=== Begin Enclosure ===

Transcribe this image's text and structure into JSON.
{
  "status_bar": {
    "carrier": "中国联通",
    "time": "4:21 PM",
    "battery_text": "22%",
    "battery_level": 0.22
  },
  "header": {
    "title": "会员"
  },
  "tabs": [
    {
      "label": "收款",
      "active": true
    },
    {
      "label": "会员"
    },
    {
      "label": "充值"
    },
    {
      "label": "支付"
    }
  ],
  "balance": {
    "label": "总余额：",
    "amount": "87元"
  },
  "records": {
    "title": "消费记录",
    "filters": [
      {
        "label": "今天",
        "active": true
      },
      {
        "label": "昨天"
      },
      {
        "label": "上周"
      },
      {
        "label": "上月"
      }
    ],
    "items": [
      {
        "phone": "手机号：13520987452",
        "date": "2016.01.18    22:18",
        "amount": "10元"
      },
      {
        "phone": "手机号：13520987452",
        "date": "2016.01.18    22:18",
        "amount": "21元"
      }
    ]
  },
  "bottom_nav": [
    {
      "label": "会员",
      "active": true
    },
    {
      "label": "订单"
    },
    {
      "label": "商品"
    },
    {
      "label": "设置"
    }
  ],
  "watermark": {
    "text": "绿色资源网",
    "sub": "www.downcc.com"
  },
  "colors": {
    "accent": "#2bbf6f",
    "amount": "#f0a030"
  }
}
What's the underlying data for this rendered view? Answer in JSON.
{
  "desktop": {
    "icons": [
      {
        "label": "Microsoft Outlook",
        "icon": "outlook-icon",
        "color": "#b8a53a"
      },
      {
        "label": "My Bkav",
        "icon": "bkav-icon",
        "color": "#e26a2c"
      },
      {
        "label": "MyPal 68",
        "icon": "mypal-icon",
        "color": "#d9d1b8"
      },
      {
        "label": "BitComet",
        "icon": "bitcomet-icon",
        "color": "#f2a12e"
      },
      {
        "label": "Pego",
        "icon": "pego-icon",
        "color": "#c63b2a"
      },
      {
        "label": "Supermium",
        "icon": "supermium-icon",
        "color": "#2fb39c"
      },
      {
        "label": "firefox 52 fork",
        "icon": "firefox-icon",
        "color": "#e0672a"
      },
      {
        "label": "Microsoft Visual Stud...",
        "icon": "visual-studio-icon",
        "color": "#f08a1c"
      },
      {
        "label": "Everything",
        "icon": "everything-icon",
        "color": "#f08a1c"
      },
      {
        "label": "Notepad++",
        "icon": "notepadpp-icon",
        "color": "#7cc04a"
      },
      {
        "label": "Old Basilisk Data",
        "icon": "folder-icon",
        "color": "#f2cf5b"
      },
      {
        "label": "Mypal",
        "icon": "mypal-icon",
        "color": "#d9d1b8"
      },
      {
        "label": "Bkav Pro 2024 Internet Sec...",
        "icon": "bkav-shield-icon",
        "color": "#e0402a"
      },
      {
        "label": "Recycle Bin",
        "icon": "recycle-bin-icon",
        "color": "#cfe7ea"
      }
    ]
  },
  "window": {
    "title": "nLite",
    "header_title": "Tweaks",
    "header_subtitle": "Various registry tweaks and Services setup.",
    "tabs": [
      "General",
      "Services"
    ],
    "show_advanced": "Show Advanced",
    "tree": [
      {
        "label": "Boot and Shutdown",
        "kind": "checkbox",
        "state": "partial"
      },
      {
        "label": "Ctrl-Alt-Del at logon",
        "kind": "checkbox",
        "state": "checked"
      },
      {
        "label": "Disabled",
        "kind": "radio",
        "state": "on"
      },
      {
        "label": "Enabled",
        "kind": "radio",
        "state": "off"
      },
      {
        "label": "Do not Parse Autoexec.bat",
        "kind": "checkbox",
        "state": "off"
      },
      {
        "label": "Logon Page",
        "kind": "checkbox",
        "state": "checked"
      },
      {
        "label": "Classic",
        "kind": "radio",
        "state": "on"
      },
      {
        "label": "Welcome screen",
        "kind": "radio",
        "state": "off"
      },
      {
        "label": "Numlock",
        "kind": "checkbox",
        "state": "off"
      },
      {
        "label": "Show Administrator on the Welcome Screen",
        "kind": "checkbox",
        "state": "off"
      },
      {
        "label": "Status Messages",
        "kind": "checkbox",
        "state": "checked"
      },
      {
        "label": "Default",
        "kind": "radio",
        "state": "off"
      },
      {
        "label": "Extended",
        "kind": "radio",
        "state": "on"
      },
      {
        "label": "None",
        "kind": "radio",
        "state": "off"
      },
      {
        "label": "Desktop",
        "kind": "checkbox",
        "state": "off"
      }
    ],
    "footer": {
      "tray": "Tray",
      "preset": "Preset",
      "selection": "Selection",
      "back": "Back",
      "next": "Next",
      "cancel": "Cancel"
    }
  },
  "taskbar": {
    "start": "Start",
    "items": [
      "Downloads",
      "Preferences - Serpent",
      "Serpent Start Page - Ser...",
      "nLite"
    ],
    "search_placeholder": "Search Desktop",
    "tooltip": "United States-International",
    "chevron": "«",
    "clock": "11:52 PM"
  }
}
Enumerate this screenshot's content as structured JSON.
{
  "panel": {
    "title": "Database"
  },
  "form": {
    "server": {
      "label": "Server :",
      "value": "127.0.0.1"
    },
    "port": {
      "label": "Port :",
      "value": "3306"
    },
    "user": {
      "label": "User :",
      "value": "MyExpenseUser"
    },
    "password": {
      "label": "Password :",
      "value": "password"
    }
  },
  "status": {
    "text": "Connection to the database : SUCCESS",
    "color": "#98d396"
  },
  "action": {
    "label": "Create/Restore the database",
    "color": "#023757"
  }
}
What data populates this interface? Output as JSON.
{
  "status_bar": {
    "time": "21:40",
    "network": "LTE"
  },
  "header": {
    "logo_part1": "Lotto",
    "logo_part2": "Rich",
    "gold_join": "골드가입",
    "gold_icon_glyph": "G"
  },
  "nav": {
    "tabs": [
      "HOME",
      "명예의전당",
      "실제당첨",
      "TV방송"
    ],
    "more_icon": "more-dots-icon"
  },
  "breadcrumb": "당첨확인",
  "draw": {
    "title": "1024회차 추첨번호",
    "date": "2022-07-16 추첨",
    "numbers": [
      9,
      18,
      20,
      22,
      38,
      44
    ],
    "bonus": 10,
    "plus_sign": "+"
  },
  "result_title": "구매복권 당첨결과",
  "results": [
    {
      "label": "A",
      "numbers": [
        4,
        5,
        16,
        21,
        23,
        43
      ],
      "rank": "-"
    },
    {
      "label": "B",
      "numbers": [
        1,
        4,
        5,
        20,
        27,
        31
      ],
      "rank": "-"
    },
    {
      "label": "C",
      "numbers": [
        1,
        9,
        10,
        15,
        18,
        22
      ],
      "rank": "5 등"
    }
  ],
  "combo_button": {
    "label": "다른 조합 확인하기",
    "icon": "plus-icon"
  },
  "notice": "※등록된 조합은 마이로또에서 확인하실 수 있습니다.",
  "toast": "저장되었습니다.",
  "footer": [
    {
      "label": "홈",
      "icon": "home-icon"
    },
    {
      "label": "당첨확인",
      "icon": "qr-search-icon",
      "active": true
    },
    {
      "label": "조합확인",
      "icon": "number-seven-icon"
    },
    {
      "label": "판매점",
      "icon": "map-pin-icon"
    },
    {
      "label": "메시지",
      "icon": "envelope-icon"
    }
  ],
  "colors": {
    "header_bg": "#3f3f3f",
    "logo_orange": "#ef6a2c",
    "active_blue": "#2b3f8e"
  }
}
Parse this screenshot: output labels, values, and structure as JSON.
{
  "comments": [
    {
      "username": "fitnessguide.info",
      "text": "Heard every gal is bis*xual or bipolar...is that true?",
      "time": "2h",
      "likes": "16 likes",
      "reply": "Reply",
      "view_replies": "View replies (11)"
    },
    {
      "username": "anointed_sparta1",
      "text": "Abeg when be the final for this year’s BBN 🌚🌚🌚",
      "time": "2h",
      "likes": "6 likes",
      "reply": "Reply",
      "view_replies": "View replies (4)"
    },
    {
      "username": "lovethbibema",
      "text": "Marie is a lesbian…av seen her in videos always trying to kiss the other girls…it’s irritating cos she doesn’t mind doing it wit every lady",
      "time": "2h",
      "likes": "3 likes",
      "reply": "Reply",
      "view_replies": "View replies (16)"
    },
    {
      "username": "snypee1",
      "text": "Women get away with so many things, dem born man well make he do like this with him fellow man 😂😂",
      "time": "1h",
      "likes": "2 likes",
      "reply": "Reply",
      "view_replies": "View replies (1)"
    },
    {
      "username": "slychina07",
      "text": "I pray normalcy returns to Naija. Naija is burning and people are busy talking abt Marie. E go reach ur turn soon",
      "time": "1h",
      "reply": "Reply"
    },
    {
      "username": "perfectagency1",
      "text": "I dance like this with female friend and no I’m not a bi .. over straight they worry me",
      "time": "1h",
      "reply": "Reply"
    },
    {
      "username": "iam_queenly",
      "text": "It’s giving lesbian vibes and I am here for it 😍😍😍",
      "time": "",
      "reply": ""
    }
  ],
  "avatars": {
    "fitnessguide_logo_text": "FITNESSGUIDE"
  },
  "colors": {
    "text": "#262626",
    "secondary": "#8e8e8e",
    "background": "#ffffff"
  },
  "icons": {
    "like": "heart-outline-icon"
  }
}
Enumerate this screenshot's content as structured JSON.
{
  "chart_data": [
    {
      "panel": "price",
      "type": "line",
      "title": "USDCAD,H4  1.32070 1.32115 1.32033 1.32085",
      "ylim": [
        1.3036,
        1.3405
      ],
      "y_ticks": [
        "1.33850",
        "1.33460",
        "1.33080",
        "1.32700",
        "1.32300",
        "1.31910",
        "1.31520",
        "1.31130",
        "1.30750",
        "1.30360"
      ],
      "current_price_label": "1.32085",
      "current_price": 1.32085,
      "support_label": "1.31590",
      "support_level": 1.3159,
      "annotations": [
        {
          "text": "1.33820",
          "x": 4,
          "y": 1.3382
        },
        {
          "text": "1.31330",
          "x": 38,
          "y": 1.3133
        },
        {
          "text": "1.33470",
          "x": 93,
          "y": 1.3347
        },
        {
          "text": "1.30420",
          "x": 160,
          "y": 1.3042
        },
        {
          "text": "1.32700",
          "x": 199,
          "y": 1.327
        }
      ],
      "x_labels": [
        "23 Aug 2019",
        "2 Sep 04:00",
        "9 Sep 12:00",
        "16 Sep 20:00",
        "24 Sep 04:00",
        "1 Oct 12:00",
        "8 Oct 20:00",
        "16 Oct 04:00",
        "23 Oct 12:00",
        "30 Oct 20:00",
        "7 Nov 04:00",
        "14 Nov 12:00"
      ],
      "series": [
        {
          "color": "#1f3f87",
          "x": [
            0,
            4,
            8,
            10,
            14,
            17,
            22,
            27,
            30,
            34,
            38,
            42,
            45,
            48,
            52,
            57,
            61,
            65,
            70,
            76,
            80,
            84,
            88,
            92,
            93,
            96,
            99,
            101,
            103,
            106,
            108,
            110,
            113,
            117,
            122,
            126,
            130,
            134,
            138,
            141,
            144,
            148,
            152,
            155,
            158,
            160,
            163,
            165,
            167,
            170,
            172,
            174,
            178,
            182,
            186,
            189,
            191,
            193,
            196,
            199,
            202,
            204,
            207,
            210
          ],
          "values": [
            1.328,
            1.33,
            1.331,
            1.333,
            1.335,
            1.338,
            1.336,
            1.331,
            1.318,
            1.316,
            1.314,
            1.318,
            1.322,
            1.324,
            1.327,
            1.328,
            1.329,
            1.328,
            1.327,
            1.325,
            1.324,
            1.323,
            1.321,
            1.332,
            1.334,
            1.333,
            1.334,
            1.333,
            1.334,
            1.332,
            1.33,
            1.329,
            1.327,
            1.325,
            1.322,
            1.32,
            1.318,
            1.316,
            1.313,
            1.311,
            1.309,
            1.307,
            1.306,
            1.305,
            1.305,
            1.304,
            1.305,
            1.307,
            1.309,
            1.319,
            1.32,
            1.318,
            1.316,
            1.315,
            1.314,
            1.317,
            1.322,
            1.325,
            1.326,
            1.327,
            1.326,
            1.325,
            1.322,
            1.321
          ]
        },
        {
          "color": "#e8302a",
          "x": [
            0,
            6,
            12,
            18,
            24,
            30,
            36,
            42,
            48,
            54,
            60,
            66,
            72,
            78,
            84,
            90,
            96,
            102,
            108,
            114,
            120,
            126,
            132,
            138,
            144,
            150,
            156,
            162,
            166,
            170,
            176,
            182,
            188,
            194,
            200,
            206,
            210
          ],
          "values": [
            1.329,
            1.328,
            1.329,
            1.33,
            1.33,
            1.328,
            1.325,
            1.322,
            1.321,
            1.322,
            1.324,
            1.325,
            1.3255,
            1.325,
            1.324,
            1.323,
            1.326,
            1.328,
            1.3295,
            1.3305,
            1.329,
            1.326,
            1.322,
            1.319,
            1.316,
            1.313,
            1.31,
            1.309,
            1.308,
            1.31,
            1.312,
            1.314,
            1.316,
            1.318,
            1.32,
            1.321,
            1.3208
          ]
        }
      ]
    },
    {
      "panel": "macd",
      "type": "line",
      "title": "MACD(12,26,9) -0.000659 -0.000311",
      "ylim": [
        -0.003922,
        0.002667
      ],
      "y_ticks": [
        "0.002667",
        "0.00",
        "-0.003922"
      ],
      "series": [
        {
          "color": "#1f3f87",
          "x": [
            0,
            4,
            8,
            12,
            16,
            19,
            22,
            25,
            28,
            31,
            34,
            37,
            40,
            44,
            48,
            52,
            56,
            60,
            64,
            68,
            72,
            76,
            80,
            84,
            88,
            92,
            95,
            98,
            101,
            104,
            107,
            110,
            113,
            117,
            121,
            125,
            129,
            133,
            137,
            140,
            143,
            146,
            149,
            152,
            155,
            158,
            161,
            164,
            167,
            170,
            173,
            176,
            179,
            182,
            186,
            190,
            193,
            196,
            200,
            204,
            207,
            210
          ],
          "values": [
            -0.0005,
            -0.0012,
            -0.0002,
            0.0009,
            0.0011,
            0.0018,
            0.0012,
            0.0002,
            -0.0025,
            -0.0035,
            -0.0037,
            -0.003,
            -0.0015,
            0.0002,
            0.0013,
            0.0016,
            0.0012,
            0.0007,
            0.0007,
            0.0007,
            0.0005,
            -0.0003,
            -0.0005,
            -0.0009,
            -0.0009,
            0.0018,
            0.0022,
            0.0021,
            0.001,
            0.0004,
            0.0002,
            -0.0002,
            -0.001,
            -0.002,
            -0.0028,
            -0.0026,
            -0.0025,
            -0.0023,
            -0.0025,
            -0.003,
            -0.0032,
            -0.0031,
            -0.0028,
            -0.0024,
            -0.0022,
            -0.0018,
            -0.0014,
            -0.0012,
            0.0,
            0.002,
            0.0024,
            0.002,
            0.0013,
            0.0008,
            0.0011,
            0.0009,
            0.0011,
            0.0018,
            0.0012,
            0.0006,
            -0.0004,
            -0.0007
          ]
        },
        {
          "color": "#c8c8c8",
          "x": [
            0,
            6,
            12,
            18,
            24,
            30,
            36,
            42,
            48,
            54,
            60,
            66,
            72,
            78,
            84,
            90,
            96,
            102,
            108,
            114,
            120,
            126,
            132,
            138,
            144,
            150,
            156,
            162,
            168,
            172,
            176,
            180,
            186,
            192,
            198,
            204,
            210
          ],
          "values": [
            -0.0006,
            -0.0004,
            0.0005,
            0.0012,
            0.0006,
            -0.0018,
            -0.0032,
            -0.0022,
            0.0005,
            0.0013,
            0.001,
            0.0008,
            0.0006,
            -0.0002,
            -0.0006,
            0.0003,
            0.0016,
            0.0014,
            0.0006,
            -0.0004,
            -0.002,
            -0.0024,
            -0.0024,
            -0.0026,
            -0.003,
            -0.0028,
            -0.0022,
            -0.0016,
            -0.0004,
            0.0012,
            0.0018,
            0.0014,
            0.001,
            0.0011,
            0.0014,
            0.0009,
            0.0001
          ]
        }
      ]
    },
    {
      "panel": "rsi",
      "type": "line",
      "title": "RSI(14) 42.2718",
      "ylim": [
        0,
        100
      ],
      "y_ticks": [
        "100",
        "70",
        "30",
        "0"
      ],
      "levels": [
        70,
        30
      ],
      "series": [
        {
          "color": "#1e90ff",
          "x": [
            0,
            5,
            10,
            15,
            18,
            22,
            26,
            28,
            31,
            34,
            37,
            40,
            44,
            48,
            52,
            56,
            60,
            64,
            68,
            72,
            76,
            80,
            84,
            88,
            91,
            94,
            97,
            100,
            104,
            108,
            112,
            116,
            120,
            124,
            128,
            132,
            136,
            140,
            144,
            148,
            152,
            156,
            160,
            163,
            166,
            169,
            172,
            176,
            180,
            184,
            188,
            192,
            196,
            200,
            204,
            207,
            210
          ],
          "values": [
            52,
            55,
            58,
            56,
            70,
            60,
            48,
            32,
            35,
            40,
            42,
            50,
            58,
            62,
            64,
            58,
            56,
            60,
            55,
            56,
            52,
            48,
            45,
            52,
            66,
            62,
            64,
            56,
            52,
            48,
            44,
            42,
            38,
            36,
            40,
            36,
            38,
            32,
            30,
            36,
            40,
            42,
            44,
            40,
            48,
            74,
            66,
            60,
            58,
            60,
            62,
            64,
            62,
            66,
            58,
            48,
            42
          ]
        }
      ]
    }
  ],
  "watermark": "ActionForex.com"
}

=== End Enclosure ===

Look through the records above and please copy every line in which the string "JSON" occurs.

Transcribe this image's text and structure into JSON.
What's the underlying data for this rendered view? Answer in JSON.
Enumerate this screenshot's content as structured JSON.
What data populates this interface? Output as JSON.
Parse this screenshot: output labels, values, and structure as JSON.
Enumerate this screenshot's content as structured JSON.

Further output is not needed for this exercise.